  • As an increasing number of dogs develop diabetes, veterinarians are using tools originated for humans to help treat them. One such tool is continuous glucose monitoring.  This allows a vet to better understand how a dog’s body is responding to ordinary events in the dog’s home environment. This helps the vet prescribe more effective treatment.
  • Veterinarian surgeons gave a tabby cat an artificial kneejoint after the cat survive cancer treatment. Vets and engineers have worked together on a number of innovative procedures, including surgery to give a cat artificial leg implants that fused with living bone tissue.
 Consider how dogs help human medicine:

  • University of Pennsylvania researchers have successfully used gene therapy to treat four dogs with a rare kind of blindness, retinitis pigmentosa. Their efforts may be a cause for  hope in the many thousands of humans who suffer from this condition, according to the Philadelphia Inquirer.   
  • The National Cancer Institute’s Center for Cancer Research in Bethesda, MD, has created a consortium of 20 veterinary centers, overseen by veterinary oncologist Melissa Paoloni, DVM, to help speed the development of better therapies and approach to preventing and treating human cancers. Cancer is a leading cause of death for dogs. Because dogs age faster than humans, the results can be seen more quickly.  Additionally, dog owners can opt for alternative approaches immediately; humans usually must exhaust all known approaches before turning to experimental options. The group has conducted 11 clinical trials.  One study of sophisticated molecular profiling of tumors allowed vets to create personalized treatment plan for an individual dog within five days of the profiling.  

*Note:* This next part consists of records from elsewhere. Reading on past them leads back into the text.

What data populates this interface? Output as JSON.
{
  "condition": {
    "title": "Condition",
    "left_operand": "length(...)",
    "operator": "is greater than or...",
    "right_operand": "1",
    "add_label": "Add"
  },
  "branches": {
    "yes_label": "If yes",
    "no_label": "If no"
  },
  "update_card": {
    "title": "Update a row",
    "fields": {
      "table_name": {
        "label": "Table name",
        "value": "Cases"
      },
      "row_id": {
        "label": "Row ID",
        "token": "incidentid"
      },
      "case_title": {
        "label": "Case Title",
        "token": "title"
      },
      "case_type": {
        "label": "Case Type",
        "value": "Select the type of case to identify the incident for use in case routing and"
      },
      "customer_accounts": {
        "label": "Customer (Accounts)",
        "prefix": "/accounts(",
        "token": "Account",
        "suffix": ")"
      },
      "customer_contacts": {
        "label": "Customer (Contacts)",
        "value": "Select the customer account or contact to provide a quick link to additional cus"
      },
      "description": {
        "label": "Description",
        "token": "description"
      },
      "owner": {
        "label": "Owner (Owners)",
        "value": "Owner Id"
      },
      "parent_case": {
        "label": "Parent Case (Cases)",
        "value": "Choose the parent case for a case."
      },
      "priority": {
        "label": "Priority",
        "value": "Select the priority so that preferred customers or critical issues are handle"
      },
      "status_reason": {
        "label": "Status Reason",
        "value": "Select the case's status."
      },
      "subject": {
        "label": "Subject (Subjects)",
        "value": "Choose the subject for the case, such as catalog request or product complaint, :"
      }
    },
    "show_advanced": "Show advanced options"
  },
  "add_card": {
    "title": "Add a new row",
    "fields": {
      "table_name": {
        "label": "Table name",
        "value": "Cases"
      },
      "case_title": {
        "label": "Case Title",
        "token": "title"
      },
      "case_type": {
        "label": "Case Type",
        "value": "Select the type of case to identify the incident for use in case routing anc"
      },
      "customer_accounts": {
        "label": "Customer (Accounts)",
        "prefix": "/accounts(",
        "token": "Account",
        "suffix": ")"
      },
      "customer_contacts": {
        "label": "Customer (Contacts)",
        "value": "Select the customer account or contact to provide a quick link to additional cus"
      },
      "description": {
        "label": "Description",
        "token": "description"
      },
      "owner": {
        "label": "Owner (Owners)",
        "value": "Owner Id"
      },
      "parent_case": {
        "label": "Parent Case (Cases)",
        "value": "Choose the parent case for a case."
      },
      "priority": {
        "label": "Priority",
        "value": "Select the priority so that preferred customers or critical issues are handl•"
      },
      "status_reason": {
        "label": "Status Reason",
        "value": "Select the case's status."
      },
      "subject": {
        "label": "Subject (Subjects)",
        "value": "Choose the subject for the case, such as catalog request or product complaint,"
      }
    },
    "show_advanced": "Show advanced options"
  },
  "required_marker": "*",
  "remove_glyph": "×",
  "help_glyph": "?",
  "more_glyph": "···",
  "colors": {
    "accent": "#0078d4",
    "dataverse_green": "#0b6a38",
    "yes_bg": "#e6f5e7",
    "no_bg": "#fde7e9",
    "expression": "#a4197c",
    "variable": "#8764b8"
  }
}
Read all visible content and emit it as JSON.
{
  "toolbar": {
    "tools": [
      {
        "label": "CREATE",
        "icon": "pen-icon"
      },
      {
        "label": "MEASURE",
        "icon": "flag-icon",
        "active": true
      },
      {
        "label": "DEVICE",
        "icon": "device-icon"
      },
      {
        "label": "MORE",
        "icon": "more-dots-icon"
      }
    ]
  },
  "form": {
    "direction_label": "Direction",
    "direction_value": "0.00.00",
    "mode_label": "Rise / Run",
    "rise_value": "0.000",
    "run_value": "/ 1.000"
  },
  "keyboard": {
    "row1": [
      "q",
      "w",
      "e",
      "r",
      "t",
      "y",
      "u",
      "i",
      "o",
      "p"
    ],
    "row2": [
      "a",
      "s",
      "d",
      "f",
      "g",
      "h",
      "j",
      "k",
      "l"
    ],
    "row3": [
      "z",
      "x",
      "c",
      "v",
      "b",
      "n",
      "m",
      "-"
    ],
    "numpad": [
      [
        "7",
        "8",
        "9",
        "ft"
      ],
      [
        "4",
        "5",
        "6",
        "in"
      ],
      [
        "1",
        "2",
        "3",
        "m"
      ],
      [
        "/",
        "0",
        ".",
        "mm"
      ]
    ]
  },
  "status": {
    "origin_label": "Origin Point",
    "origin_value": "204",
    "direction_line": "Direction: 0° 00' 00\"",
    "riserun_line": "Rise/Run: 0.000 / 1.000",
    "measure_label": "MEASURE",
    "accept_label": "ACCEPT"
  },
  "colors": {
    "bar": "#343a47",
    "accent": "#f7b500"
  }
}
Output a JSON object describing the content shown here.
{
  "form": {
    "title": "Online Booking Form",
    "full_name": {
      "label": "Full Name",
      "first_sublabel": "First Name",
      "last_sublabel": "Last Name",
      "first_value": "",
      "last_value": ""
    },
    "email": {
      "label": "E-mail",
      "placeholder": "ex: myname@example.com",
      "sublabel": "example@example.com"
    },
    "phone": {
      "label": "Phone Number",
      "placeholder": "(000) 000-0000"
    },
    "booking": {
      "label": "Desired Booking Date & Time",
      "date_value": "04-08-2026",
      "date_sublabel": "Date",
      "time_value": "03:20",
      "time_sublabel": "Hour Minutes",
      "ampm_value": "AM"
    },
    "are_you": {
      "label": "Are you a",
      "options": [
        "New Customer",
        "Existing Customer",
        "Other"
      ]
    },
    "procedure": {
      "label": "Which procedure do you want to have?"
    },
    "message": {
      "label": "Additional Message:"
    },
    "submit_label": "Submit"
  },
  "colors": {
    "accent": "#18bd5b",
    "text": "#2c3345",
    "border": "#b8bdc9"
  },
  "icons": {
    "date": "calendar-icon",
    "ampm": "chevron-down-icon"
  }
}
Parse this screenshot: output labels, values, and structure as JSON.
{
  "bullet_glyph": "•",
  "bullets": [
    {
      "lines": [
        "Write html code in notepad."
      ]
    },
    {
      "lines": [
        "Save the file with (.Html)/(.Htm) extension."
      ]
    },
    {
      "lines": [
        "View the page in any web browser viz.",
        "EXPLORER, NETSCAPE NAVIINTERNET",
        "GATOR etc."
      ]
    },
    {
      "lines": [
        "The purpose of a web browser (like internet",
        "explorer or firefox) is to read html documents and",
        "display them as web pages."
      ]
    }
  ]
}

  • A Texas A & M University professor of veterinary surgery, has set up the Texas Veterinary Cancer Registry to connect the owners of pets with cancer and researchers because pets – especially dogs – are better predictors of the effectiveness of new cancer drugs and devices in people than mice.  Dogs are much more susceptible to a variety of cancers that humans also get. Of the 77.5 million owned dogs in the United States, about a fourth will develop cancer. Owners are increasingly willing to spend the money to treat them – around $5,000 – but options are few.